*** Block opens ***

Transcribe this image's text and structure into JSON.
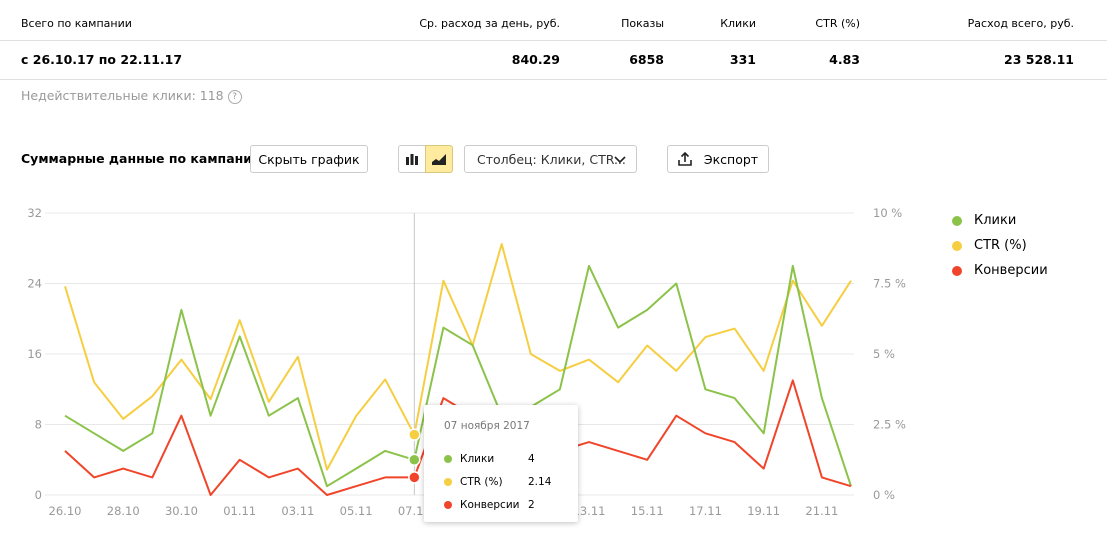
{
  "summary": {
    "headers": [
      "Всего по кампании",
      "Ср. расход за день, руб.",
      "Показы",
      "Клики",
      "CTR (%)",
      "Расход всего, руб."
    ],
    "values": [
      "с 26.10.17 по 22.11.17",
      "840.29",
      "6858",
      "331",
      "4.83",
      "23 528.11"
    ]
  },
  "invalid_clicks": "Недействительные клики: 118",
  "invalid_help": "?",
  "section_title": "Суммарные данные по кампании",
  "toolbar": {
    "hide_chart": "Скрыть график",
    "column_select": "Столбец: Клики, CTR...",
    "export": "Экспорт"
  },
  "colors": {
    "clicks": "#8bc34a",
    "ctr": "#f5ce42",
    "conversions": "#f0452a",
    "grid": "#e8e8e8",
    "axis_text": "#999999"
  },
  "icons": {
    "bar_view": "bar-chart-icon",
    "area_view": "area-chart-icon",
    "select": "chevron-down-icon",
    "export": "export-icon"
  },
  "tooltip": {
    "date": "07 ноября 2017",
    "rows": [
      {
        "name": "Клики",
        "value": "4",
        "color": "#8bc34a"
      },
      {
        "name": "CTR (%)",
        "value": "2.14",
        "color": "#f5ce42"
      },
      {
        "name": "Конверсии",
        "value": "2",
        "color": "#f0452a"
      }
    ]
  },
  "chart_data": {
    "type": "line",
    "x": [
      "26.10",
      "27.10",
      "28.10",
      "29.10",
      "30.10",
      "31.10",
      "01.11",
      "02.11",
      "03.11",
      "04.11",
      "05.11",
      "06.11",
      "07.11",
      "08.11",
      "09.11",
      "10.11",
      "11.11",
      "12.11",
      "13.11",
      "14.11",
      "15.11",
      "16.11",
      "17.11",
      "18.11",
      "19.11",
      "20.11",
      "21.11",
      "22.11"
    ],
    "x_tick_labels": [
      "26.10",
      "28.10",
      "30.10",
      "01.11",
      "03.11",
      "05.11",
      "07.11",
      "",
      "",
      "13.11",
      "15.11",
      "17.11",
      "19.11",
      "21.11"
    ],
    "x_tick_indices": [
      0,
      2,
      4,
      6,
      8,
      10,
      12,
      14,
      16,
      18,
      20,
      22,
      24,
      26
    ],
    "y_left": {
      "min": 0,
      "max": 32,
      "ticks": [
        0,
        8,
        16,
        24,
        32
      ]
    },
    "y_right": {
      "min": 0,
      "max": 10,
      "ticks": [
        0,
        2.5,
        5,
        7.5,
        10
      ],
      "tick_labels": [
        "0 %",
        "2.5 %",
        "5 %",
        "7.5 %",
        "10 %"
      ]
    },
    "highlight_index": 12,
    "legend_position": "top-right",
    "series": [
      {
        "name": "Клики",
        "axis": "left",
        "color": "#8bc34a",
        "values": [
          9,
          7,
          5,
          7,
          21,
          9,
          18,
          9,
          11,
          1,
          3,
          5,
          4,
          19,
          17,
          9,
          10,
          12,
          26,
          19,
          21,
          24,
          12,
          11,
          7,
          26,
          11,
          1
        ]
      },
      {
        "name": "CTR (%)",
        "axis": "right",
        "color": "#f5ce42",
        "values": [
          7.4,
          4.0,
          2.7,
          3.5,
          4.8,
          3.4,
          6.2,
          3.3,
          4.9,
          0.9,
          2.8,
          4.1,
          2.14,
          7.6,
          5.3,
          8.9,
          5.0,
          4.4,
          4.8,
          4.0,
          5.3,
          4.4,
          5.6,
          5.9,
          4.4,
          7.6,
          6.0,
          7.6
        ]
      },
      {
        "name": "Конверсии",
        "axis": "left",
        "color": "#f0452a",
        "values": [
          5,
          2,
          3,
          2,
          9,
          0,
          4,
          2,
          3,
          0,
          1,
          2,
          2,
          11,
          9,
          5,
          6,
          5,
          6,
          5,
          4,
          9,
          7,
          6,
          3,
          13,
          2,
          1
        ]
      }
    ]
  }
}
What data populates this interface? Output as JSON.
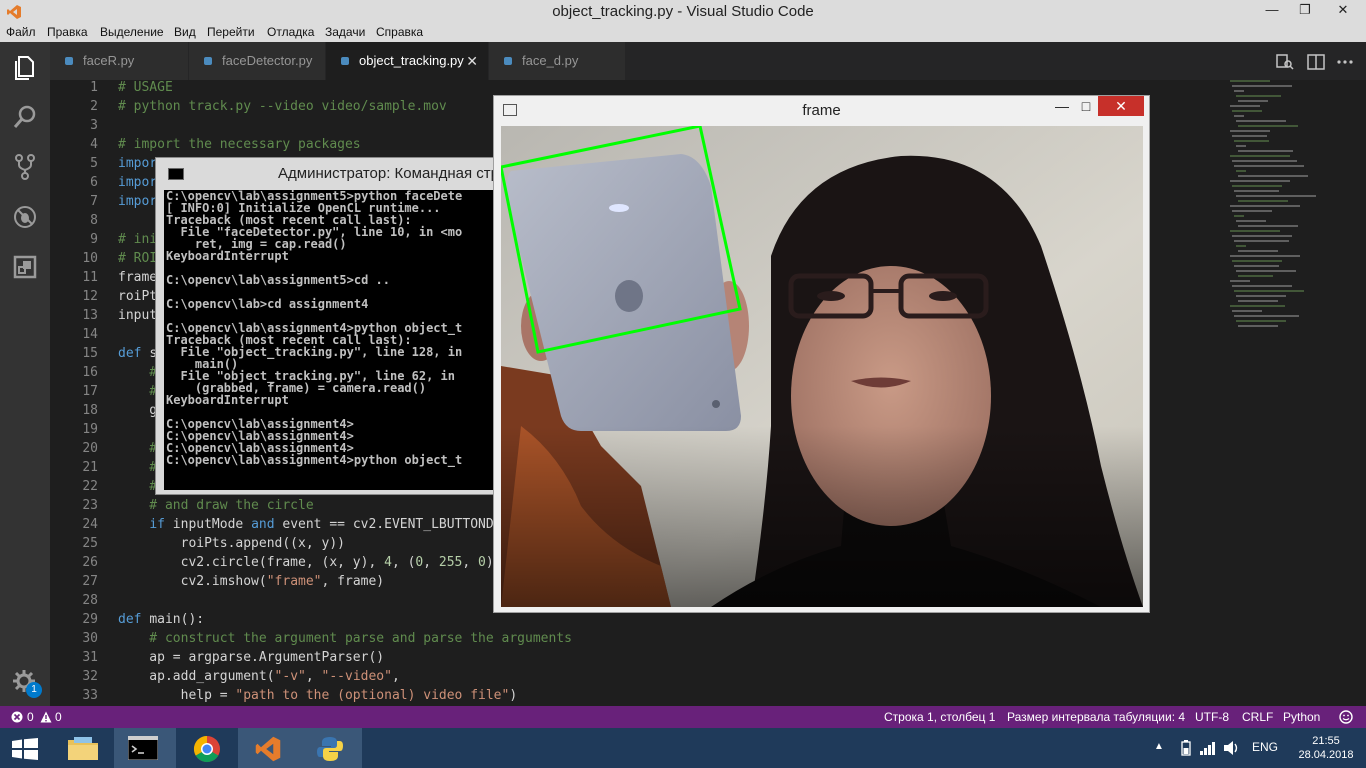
{
  "window": {
    "title": "object_tracking.py - Visual Studio Code",
    "minimize": "—",
    "maximize": "❐",
    "close": "✕"
  },
  "menu": [
    "Файл",
    "Правка",
    "Выделение",
    "Вид",
    "Перейти",
    "Отладка",
    "Задачи",
    "Справка"
  ],
  "tabs": [
    {
      "label": "faceR.py"
    },
    {
      "label": "faceDetector.py"
    },
    {
      "label": "object_tracking.py",
      "close": "✕"
    },
    {
      "label": "face_d.py"
    }
  ],
  "activity": {
    "badge": "1"
  },
  "editor": {
    "line_numbers": [
      "1",
      "2",
      "3",
      "4",
      "5",
      "6",
      "7",
      "8",
      "9",
      "10",
      "11",
      "12",
      "13",
      "14",
      "15",
      "16",
      "17",
      "18",
      "19",
      "20",
      "21",
      "22",
      "23",
      "24",
      "25",
      "26",
      "27",
      "28",
      "29",
      "30",
      "31",
      "32",
      "33"
    ],
    "lines": [
      [
        {
          "t": "# USAGE",
          "c": "comment"
        }
      ],
      [
        {
          "t": "# python track.py --video video/sample.mov",
          "c": "comment"
        }
      ],
      [
        {
          "t": "",
          "c": ""
        }
      ],
      [
        {
          "t": "# import the necessary packages",
          "c": "comment"
        }
      ],
      [
        {
          "t": "impor",
          "c": "kw"
        }
      ],
      [
        {
          "t": "impor",
          "c": "kw"
        }
      ],
      [
        {
          "t": "impor",
          "c": "kw"
        }
      ],
      [
        {
          "t": "",
          "c": ""
        }
      ],
      [
        {
          "t": "# ini",
          "c": "comment"
        }
      ],
      [
        {
          "t": "# ROI",
          "c": "comment"
        }
      ],
      [
        {
          "t": "frame",
          "c": ""
        }
      ],
      [
        {
          "t": "roiPt",
          "c": ""
        }
      ],
      [
        {
          "t": "input",
          "c": ""
        }
      ],
      [
        {
          "t": "",
          "c": ""
        }
      ],
      [
        {
          "t": "def ",
          "c": "kw"
        },
        {
          "t": "s",
          "c": ""
        }
      ],
      [
        {
          "t": "    #",
          "c": "comment"
        }
      ],
      [
        {
          "t": "    #",
          "c": "comment"
        }
      ],
      [
        {
          "t": "    g",
          "c": ""
        }
      ],
      [
        {
          "t": "",
          "c": ""
        }
      ],
      [
        {
          "t": "    #",
          "c": "comment"
        }
      ],
      [
        {
          "t": "    #",
          "c": "comment"
        }
      ],
      [
        {
          "t": "    #",
          "c": "comment"
        }
      ],
      [
        {
          "t": "    # and draw the circle",
          "c": "comment"
        }
      ],
      [
        {
          "t": "    ",
          "c": ""
        },
        {
          "t": "if",
          "c": "kw"
        },
        {
          "t": " inputMode ",
          "c": ""
        },
        {
          "t": "and",
          "c": "kw"
        },
        {
          "t": " event == cv2.EVENT_LBUTTONDO",
          "c": ""
        }
      ],
      [
        {
          "t": "        roiPts.append((x, y))",
          "c": ""
        }
      ],
      [
        {
          "t": "        cv2.circle(frame, (x, y), ",
          "c": ""
        },
        {
          "t": "4",
          "c": "num"
        },
        {
          "t": ", (",
          "c": ""
        },
        {
          "t": "0",
          "c": "num"
        },
        {
          "t": ", ",
          "c": ""
        },
        {
          "t": "255",
          "c": "num"
        },
        {
          "t": ", ",
          "c": ""
        },
        {
          "t": "0",
          "c": "num"
        },
        {
          "t": "),",
          "c": ""
        }
      ],
      [
        {
          "t": "        cv2.imshow(",
          "c": ""
        },
        {
          "t": "\"frame\"",
          "c": "str"
        },
        {
          "t": ", frame)",
          "c": ""
        }
      ],
      [
        {
          "t": "",
          "c": ""
        }
      ],
      [
        {
          "t": "def ",
          "c": "kw"
        },
        {
          "t": "main():",
          "c": ""
        }
      ],
      [
        {
          "t": "    # construct the argument parse and parse the arguments",
          "c": "comment"
        }
      ],
      [
        {
          "t": "    ap = argparse.ArgumentParser()",
          "c": ""
        }
      ],
      [
        {
          "t": "    ap.add_argument(",
          "c": ""
        },
        {
          "t": "\"-v\"",
          "c": "str"
        },
        {
          "t": ", ",
          "c": ""
        },
        {
          "t": "\"--video\"",
          "c": "str"
        },
        {
          "t": ",",
          "c": ""
        }
      ],
      [
        {
          "t": "        help = ",
          "c": ""
        },
        {
          "t": "\"path to the (optional) video file\"",
          "c": "str"
        },
        {
          "t": ")",
          "c": ""
        }
      ]
    ]
  },
  "cmd": {
    "title": "Администратор: Командная стр",
    "lines": [
      "C:\\opencv\\lab\\assignment5>python faceDete",
      "[ INFO:0] Initialize OpenCL runtime...",
      "Traceback (most recent call last):",
      "  File \"faceDetector.py\", line 10, in <mo",
      "    ret, img = cap.read()",
      "KeyboardInterrupt",
      "",
      "C:\\opencv\\lab\\assignment5>cd ..",
      "",
      "C:\\opencv\\lab>cd assignment4",
      "",
      "C:\\opencv\\lab\\assignment4>python object_t",
      "Traceback (most recent call last):",
      "  File \"object_tracking.py\", line 128, in",
      "    main()",
      "  File \"object_tracking.py\", line 62, in",
      "    (grabbed, frame) = camera.read()",
      "KeyboardInterrupt",
      "",
      "C:\\opencv\\lab\\assignment4>",
      "C:\\opencv\\lab\\assignment4>",
      "C:\\opencv\\lab\\assignment4>",
      "C:\\opencv\\lab\\assignment4>python object_t"
    ]
  },
  "frame_window": {
    "title": "frame",
    "minimize": "—",
    "maximize": "□",
    "close": "✕"
  },
  "statusbar": {
    "errors": "0",
    "warnings": "0",
    "position": "Строка 1, столбец 1",
    "indent": "Размер интервала табуляции: 4",
    "encoding": "UTF-8",
    "eol": "CRLF",
    "language": "Python"
  },
  "taskbar": {
    "language": "ENG",
    "time": "21:55",
    "date": "28.04.2018"
  },
  "colors": {
    "statusbar": "#68217a",
    "activity_badge": "#007acc",
    "tracking_box": "#00ff00"
  }
}
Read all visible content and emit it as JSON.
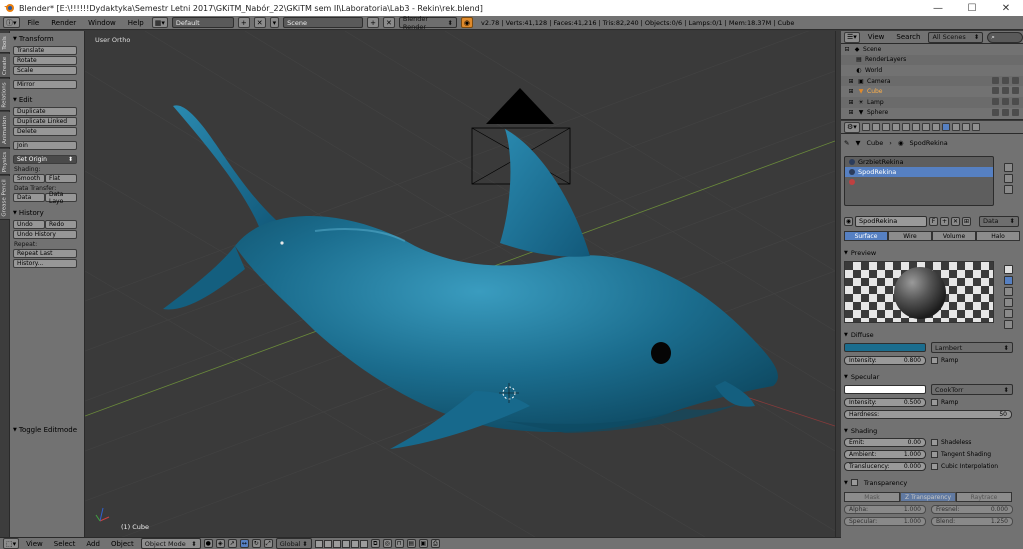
{
  "window": {
    "title": "Blender* [E:\\!!!!!!Dydaktyka\\Semestr Letni 2017\\GKiTM_Nabór_22\\GKiTM sem II\\Laboratoria\\Lab3 - Rekin\\rek.blend]",
    "minimize": "—",
    "maximize": "☐",
    "close": "✕"
  },
  "info_header": {
    "menus": [
      "File",
      "Render",
      "Window",
      "Help"
    ],
    "screen_layout": "Default",
    "scene": "Scene",
    "render_engine": "Blender Render",
    "stats": "v2.78 | Verts:41,128 | Faces:41,216 | Tris:82,240 | Objects:0/6 | Lamps:0/1 | Mem:18.37M | Cube"
  },
  "tool_tabs": [
    "Tools",
    "Create",
    "Relations",
    "Animation",
    "Physics",
    "Grease Pencil"
  ],
  "toolshelf": {
    "transform": {
      "header": "Transform",
      "buttons": [
        "Translate",
        "Rotate",
        "Scale",
        "Mirror"
      ]
    },
    "edit": {
      "header": "Edit",
      "buttons": [
        "Duplicate",
        "Duplicate Linked",
        "Delete",
        "Join"
      ],
      "set_origin": "Set Origin"
    },
    "shading": {
      "label": "Shading:",
      "smooth": "Smooth",
      "flat": "Flat"
    },
    "data_transfer": {
      "label": "Data Transfer:",
      "data": "Data",
      "data_layout": "Data Layo"
    },
    "history": {
      "header": "History",
      "undo": "Undo",
      "redo": "Redo",
      "undo_history": "Undo History",
      "repeat_label": "Repeat:",
      "repeat_last": "Repeat Last",
      "history_btn": "History..."
    }
  },
  "operator_panel": {
    "toggle": "Toggle Editmode"
  },
  "viewport": {
    "view_label": "User Ortho",
    "object_label": "(1) Cube"
  },
  "bottom_header": {
    "menus": [
      "View",
      "Select",
      "Add",
      "Object"
    ],
    "mode": "Object Mode",
    "orientation": "Global"
  },
  "outliner": {
    "menus": [
      "View",
      "Search"
    ],
    "filter": "All Scenes",
    "rows": [
      "Scene",
      "RenderLayers",
      "World",
      "Camera",
      "Cube",
      "Lamp",
      "Sphere"
    ]
  },
  "properties": {
    "breadcrumb": {
      "object": "Cube",
      "material": "SpodRekina"
    },
    "slots": [
      "GrzbietRekina",
      "SpodRekina",
      ""
    ],
    "material_name": "SpodRekina",
    "link_type": "Data",
    "tabs": [
      "Surface",
      "Wire",
      "Volume",
      "Halo"
    ],
    "preview": {
      "header": "Preview"
    },
    "diffuse": {
      "header": "Diffuse",
      "shader": "Lambert",
      "intensity_label": "Intensity:",
      "intensity": "0.800",
      "ramp": "Ramp"
    },
    "specular": {
      "header": "Specular",
      "shader": "CookTorr",
      "intensity_label": "Intensity:",
      "intensity": "0.500",
      "ramp": "Ramp",
      "hardness_label": "Hardness:",
      "hardness": "50"
    },
    "shading": {
      "header": "Shading",
      "emit_label": "Emit:",
      "emit": "0.00",
      "ambient_label": "Ambient:",
      "ambient": "1.000",
      "translucency_label": "Translucency:",
      "translucency": "0.000",
      "shadeless": "Shadeless",
      "tangent": "Tangent Shading",
      "cubic": "Cubic Interpolation"
    },
    "transparency": {
      "header": "Transparency",
      "modes": [
        "Mask",
        "Z Transparency",
        "Raytrace"
      ],
      "alpha_label": "Alpha:",
      "alpha": "1.000",
      "fresnel_label": "Fresnel:",
      "fresnel": "0.000",
      "specular_label": "Specular:",
      "specular": "1.000",
      "blend_label": "Blend:",
      "blend": "1.250"
    }
  },
  "colors": {
    "accent": "#5680c2",
    "shark": "#1b6d8e",
    "header_bg": "#727272",
    "viewport_bg": "#3a3a3a"
  }
}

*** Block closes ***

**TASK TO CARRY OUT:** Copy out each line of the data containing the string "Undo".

**OUTPUT OF THE EXERCISE:**
      "undo": "Undo",
      "undo_history": "Undo History",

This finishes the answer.